(ADHD) is the most common behavioral disorder in children, affecting as many as two million American children. Children with ADHD are easily distracted, get bored quickly, rarely sit still, and often neglect to think before they act. These characteristics can be a serious detriment to a child’s home and school life.
What causes ADHD? Researchers don’t know for sure. Studies have shown that ADHD is strongly related to genetics, but few studies have investigated whether environment plays a pivotal role in the development of the condition.
Some researchers believe that overstimulation of the brain through television viewing during early childhood may shorten children’s attention spans. A new study in the April 2004 issue of
found that hours of television viewed daily at ages one and three was associated with attentional problems at age seven.
About the Study
This study included over 2,500 children from the National Longitudinal Survey of Youth, a biannual survey of a group of nationally representative children.
When the children were one and three years old, their mothers reported the average number of hours the children watched television per day. When the children reached age seven, the researchers used questionnaires to assess the children’s attention span. The questionnaires asked whether the child has difficulty concentrating, is easily confused, is impulsive, is overly obsessive about things, or is restless. Children whose scores exceeded a pre-determined threshold were classified as having attentional problems. This does not mean, however, that they were necessarily diagnosed with ADHD.

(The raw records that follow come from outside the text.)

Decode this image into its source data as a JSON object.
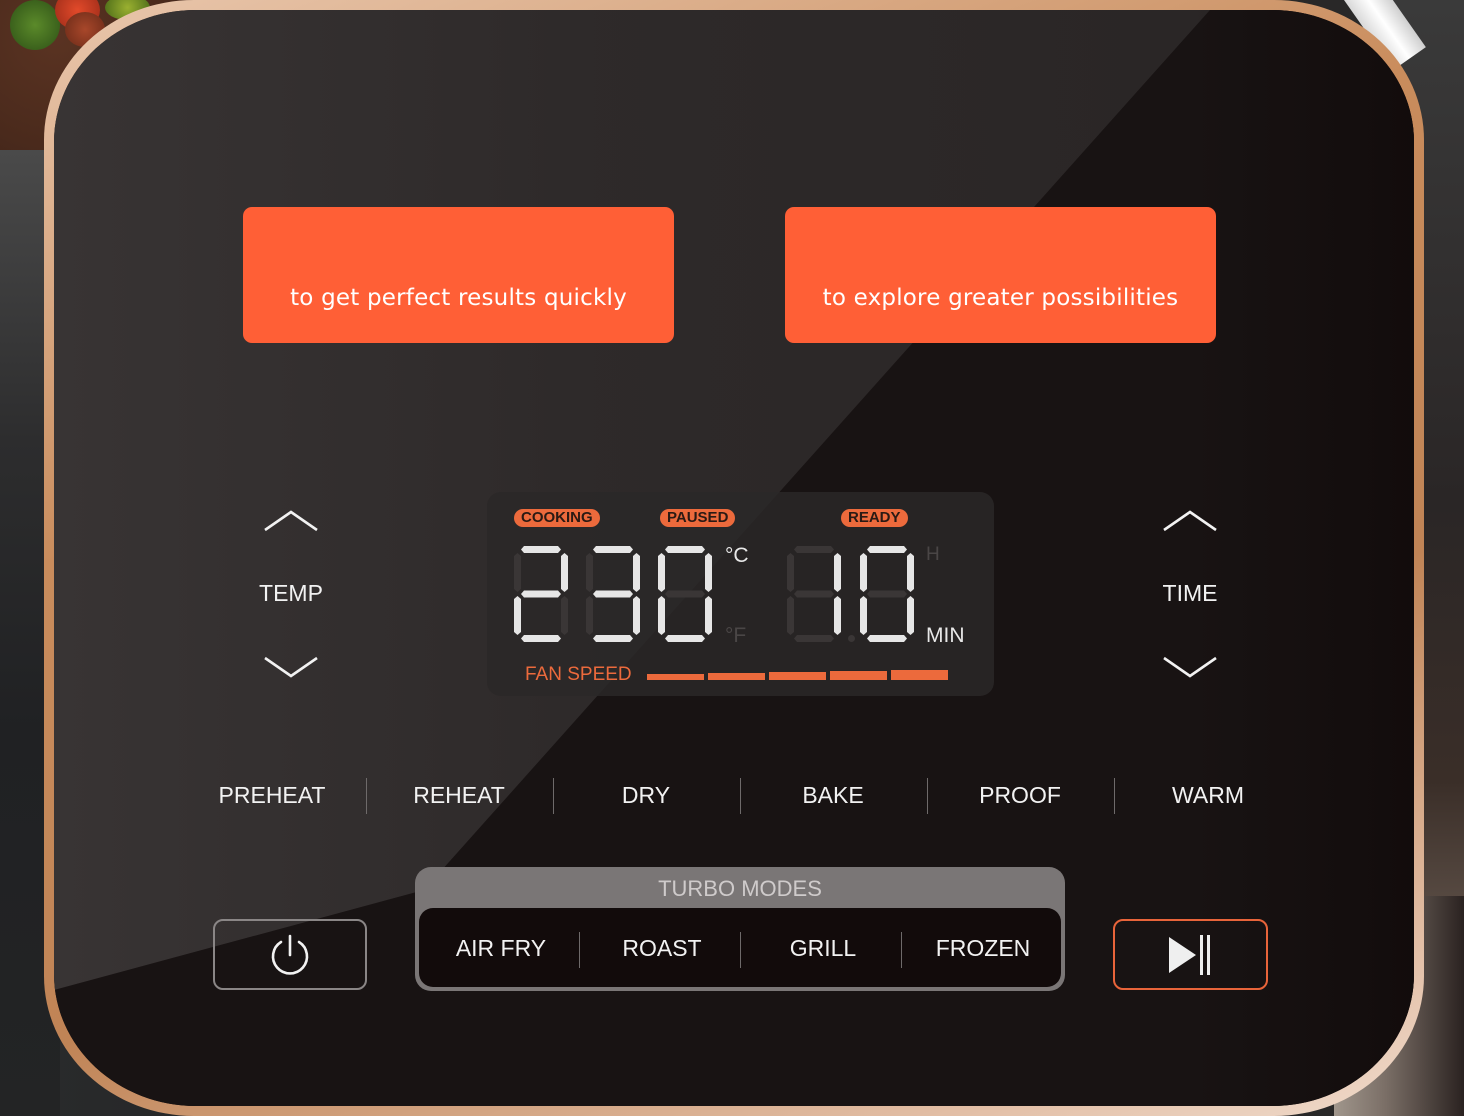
{
  "presets": [
    {
      "subtitle": "to get perfect results quickly"
    },
    {
      "subtitle": "to explore greater possibilities"
    }
  ],
  "temp": {
    "label": "TEMP",
    "up_icon": "chevron-up-icon",
    "down_icon": "chevron-down-icon"
  },
  "time": {
    "label": "TIME",
    "up_icon": "chevron-up-icon",
    "down_icon": "chevron-down-icon"
  },
  "display": {
    "status_badges": [
      "COOKING",
      "PAUSED",
      "READY"
    ],
    "temperature": "230",
    "temp_unit_active": "°C",
    "temp_unit_inactive": "°F",
    "time_value": "10",
    "time_unit_inactive": "H",
    "time_unit_active": "MIN",
    "fan_label": "FAN SPEED",
    "fan_level": 5,
    "fan_max": 5
  },
  "modes": [
    "PREHEAT",
    "REHEAT",
    "DRY",
    "BAKE",
    "PROOF",
    "WARM"
  ],
  "turbo": {
    "title": "TURBO MODES",
    "items": [
      "AIR FRY",
      "ROAST",
      "GRILL",
      "FROZEN"
    ]
  },
  "controls": {
    "power_icon": "power-icon",
    "start_pause_icon": "play-pause-icon"
  },
  "colors": {
    "accent": "#ff5f36",
    "lcd_accent": "#ec6a3c",
    "rim": "#c98c5c",
    "panel": "#120b0b",
    "segment_on": "#e6e6e6",
    "segment_off": "#3a3636"
  }
}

The researchers included other information in their analysis that might affect a child’s attention span, including home environment, maternal
, mental stimulation, and emotional support.
The children watched an average of 2.2 and 3.6 hours of television per day at ages one and three, respectively. At age seven, ten percent of the children surveyed had attentional problems.
The number of television hours the children watched per day at both ages one and three was significantly associated with attentional problems at age seven.
Although the findings from this study are intriguing, it is important to keep the following limitations in mind:
This study did not diagnose children with ADHD, but used a screening questionnaire to identify children with attentional problems. Though this questionnaire is thought to be valid, the diagnosis of ADHD would have been more reliable.
The children’s parents reported hours of television viewed. There is a chance parents underreported their children’s television use, which would have led to an underestimation of the effects of television on attentional problems.
These findings do not necessarily mean that television viewing caused attentional problems, just that they are somehow related.
Researchers did not distinguish between types of television viewing. Educational television, for instance, may have positive effects on attention.
How Does This Affect You?
These findings indicate that time spent watching television in early childhood may be associated with attentional problems later on. During the first few years of life, the brain develops rapidly. Mental stimulation during these formative years can have an influence on the way a child’s brain develops.
It makes sense that television, with its rapidly changing images and events, may overstimulate a child’s brain and affect brain development. For this reason, the American Academy of Pediatrics (AAP) does not recommend television for children age two or younger. For older children, the AAP recommends no more than 1-2 hours per day of educational, nonviolent television programming.
In a time when we have access to dozens of television programs at any one time, it is important to set limits on the type and amount of television our children view. For optimal development, it is important that children—especially young children—have plenty of positive interaction with other children and adults. Television viewing should never be used as a substitute for playing, reading, socializing, and participating in hobbies and sports.
Please be aware that this information is provided to supplement the care
provided by your physician. It is neither intended nor implied to be a
substitute for professional medical advice. CALL YOUR HEALTHCARE PROVIDER
IMMEDIATELY IF YOU THINK YOU MAY HAVE A MEDICAL EMERGENCY. Always seek the
advice of your physician or other qualified health provider prior to
starting any new treatment or with any questions you may have regarding a